Why is your research on materials meaningful?

Materials are everywhere around us – everything is made up of some kind of material. Engineering breakthroughs in the last 200 years or so have involved pushing materials to their limits by constraining them more and more. To do this reliably, we need to understand how these materials work – looking at how they behave if they are loaded, what effect temperature has, etc. This is called material characterization, which is what I do, but within computational simulations.

Material characterization is an important tool for computational mechanics since we need a very accurate understanding of a material’s behavior before we can use it in our simulation. Why do we want to develop simulations? We can’t build everything, and it can be expensive to build physical models, or sometimes even dangerous (e.g., building a structure with people inside). Developing simulations can be a cost-saving and safer solution. But these simulated approximations must be extremely accurate for them to be considered reliable.

My research aims to develop the tools that allow for a broad range of materials to be characterized quickly and accurately. They can then be applied to a wide variety of materials, such as biomedical equipment, prosthetics, artificial bones and more. One example of where this is useful is in the manufacturing process, such as 3D printing, which has the ability to create a lot of different materials very quickly. The turnover from these new manufacturing techniques is very fast, therefore characterization needs to be quick and accurate. Machine learning can have a big impact here.

Why did you decide to join Texas ASE/EM?

Austin’s vibrant culture and the department’s well-respected reputation made it an easy decision to apply. I also saw opportunities to collaborate on interdisciplinary work and develop good industry connections. Overall, UT has the full package, including an environment that allows for great potential and research breakthroughs to be possible. I’m excited to be a part of it.

What do you enjoy most about your research?

I like the prospect that material characterization research will never stop evolving. Current applications and technologies are very reliant on an accurate understanding of materials. We need to do an even better job of pushing the constraints of these materials further so that we can continue to develop technologies that are at low cost, and very reliable and efficient.

Tell us about your teaching philosophy.

I think it’s important that students learn to think scientifically about engineering problems. The recent developments of AI could create a turbulent time in education for the next 10-20 years. Students should be capable of transferring their knowledge and skills to different disciplines. I encourage them to be open-minded and allow them to solve problems in many different ways.

What future do you see for AI?
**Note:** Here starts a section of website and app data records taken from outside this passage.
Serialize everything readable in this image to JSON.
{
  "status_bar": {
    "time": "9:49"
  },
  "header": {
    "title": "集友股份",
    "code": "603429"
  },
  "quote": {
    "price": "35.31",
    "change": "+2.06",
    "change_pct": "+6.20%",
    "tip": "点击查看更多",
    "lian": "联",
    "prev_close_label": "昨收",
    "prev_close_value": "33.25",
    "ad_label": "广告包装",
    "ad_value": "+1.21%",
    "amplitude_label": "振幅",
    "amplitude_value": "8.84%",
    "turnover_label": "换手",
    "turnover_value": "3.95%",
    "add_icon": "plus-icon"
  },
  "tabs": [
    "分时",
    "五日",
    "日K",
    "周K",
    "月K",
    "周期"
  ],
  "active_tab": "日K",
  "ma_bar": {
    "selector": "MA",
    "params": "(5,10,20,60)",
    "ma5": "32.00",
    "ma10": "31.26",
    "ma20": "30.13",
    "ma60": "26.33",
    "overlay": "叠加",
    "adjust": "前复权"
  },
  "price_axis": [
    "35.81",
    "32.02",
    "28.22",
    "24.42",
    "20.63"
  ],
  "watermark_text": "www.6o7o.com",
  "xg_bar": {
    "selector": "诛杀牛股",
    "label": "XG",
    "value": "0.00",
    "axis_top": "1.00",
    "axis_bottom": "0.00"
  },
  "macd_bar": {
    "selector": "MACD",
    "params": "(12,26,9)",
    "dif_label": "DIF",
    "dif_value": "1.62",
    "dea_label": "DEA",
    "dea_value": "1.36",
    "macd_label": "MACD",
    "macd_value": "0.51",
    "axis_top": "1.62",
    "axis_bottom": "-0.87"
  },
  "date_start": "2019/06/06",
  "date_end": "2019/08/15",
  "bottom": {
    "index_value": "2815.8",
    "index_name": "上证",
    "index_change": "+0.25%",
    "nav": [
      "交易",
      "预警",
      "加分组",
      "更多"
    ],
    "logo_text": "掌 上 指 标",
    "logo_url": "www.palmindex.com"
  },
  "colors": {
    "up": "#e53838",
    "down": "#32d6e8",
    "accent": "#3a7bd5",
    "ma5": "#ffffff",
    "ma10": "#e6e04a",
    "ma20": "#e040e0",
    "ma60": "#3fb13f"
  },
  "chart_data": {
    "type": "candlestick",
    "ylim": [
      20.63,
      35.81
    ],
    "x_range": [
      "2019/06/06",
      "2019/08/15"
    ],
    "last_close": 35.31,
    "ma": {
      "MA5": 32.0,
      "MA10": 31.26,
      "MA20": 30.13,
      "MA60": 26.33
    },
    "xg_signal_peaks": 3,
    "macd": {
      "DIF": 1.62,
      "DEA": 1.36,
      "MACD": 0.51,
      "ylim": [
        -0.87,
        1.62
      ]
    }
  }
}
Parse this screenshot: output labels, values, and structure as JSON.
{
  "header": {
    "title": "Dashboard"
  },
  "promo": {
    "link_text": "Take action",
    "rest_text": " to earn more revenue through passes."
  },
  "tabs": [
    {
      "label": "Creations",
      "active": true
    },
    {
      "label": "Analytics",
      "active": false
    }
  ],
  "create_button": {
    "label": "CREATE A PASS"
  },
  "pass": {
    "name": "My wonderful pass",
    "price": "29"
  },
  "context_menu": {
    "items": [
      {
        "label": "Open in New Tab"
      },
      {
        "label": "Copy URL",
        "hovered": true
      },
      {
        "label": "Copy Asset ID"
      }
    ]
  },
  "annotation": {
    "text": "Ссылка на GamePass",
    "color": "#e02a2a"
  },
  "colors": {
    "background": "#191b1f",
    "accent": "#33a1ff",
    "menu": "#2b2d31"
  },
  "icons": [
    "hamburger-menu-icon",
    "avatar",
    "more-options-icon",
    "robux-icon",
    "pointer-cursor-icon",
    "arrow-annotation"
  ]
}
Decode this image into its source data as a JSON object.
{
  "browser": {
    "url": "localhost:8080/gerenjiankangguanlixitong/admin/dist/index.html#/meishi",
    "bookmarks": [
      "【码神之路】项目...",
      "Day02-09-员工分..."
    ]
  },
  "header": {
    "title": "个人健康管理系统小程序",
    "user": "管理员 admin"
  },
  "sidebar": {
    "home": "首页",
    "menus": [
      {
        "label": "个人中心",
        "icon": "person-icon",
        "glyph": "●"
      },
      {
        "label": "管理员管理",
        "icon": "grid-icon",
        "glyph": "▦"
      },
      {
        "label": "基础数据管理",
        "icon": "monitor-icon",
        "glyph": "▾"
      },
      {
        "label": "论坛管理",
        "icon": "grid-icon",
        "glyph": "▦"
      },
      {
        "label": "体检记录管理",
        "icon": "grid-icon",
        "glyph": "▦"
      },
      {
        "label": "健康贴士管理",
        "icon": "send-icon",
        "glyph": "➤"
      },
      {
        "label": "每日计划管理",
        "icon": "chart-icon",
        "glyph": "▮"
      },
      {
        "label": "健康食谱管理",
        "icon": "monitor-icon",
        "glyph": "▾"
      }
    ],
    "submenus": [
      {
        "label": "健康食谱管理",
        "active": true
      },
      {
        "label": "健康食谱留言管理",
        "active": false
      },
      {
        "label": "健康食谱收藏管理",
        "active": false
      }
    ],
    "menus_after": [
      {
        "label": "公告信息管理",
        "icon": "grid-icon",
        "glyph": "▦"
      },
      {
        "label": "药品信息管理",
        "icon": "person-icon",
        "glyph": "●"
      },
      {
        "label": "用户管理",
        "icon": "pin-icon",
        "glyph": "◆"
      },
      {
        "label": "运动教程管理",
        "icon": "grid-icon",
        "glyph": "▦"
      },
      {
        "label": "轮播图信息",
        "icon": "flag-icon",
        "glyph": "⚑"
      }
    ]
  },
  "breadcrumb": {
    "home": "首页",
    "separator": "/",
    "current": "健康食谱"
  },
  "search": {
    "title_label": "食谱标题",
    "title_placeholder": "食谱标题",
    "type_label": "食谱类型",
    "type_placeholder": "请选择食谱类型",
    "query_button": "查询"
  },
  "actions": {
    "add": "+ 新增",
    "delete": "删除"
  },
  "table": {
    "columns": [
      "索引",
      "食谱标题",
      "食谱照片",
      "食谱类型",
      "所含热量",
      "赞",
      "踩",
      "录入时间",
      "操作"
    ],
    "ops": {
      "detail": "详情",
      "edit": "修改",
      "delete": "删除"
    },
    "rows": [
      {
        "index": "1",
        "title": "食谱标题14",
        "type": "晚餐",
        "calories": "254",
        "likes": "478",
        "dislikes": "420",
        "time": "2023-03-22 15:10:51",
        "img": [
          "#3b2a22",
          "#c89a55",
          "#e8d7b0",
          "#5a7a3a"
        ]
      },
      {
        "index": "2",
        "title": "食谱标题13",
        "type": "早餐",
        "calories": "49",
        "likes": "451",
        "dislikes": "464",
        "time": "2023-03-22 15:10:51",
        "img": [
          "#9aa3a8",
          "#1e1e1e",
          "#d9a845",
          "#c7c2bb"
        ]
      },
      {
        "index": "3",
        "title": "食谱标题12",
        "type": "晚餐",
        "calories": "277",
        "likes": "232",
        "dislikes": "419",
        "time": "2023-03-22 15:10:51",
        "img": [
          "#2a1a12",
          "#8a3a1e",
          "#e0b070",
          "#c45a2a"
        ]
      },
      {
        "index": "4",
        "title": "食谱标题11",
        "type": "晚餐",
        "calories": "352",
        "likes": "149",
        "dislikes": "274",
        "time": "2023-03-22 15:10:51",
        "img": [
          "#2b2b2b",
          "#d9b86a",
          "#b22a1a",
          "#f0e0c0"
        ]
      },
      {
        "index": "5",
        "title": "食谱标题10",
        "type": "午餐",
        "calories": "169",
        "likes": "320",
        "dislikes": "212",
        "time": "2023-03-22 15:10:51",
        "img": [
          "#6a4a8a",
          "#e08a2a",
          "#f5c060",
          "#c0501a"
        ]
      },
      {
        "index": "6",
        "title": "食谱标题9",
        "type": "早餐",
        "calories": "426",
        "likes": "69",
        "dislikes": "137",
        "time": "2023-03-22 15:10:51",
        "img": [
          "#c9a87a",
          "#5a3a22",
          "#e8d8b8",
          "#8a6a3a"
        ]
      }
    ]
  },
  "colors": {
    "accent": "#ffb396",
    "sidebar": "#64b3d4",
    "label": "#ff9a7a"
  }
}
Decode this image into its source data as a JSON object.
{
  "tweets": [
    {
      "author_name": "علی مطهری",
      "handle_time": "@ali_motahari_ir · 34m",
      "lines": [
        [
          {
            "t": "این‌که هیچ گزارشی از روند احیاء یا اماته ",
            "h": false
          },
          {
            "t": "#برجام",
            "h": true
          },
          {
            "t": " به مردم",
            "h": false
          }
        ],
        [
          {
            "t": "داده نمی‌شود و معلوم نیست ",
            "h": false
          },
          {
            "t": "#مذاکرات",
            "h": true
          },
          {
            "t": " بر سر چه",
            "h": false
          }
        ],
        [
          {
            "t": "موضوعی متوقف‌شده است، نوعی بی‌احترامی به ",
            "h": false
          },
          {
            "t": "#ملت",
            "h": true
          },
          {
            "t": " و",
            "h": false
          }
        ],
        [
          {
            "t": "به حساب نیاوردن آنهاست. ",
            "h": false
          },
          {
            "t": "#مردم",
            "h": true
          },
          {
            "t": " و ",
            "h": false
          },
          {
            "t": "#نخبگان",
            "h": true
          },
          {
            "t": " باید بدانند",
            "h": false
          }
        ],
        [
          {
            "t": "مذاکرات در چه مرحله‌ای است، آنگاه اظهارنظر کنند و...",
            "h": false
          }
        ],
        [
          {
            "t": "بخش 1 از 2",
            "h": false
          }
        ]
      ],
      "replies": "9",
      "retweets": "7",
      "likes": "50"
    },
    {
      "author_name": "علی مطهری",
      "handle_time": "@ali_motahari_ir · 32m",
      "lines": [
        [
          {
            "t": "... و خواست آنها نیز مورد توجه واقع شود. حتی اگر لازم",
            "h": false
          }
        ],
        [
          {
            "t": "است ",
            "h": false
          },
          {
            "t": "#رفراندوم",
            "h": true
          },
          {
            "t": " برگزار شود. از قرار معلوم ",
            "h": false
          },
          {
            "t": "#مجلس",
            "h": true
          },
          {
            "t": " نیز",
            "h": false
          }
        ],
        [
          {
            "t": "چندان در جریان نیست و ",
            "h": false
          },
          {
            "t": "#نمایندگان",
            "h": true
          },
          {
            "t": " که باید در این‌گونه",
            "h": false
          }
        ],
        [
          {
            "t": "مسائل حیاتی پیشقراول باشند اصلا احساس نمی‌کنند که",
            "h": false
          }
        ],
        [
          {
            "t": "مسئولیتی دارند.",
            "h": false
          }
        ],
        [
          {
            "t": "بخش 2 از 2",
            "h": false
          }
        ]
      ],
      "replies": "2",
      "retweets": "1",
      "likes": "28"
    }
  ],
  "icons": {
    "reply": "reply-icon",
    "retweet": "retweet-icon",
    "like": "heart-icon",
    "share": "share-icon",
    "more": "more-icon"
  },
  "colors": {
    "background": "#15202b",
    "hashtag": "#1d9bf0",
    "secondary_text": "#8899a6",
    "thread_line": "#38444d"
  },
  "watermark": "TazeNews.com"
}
It’s going to be collaborative, and I think it has huge potential for us to replace the jobs that we don’t want to do. But AI cannot acquire new knowledge easily, so that's where we need to come in as researchers, and that's where our students need to be – pushing further than we are now to advance what's possible.

How do you like to spend your free time?

I like spending my time outdoors like running and hiking.  I also love to cook so I am looking forward to learning more about Texas BBQ.

Learn more about Fuhg’s work on his website.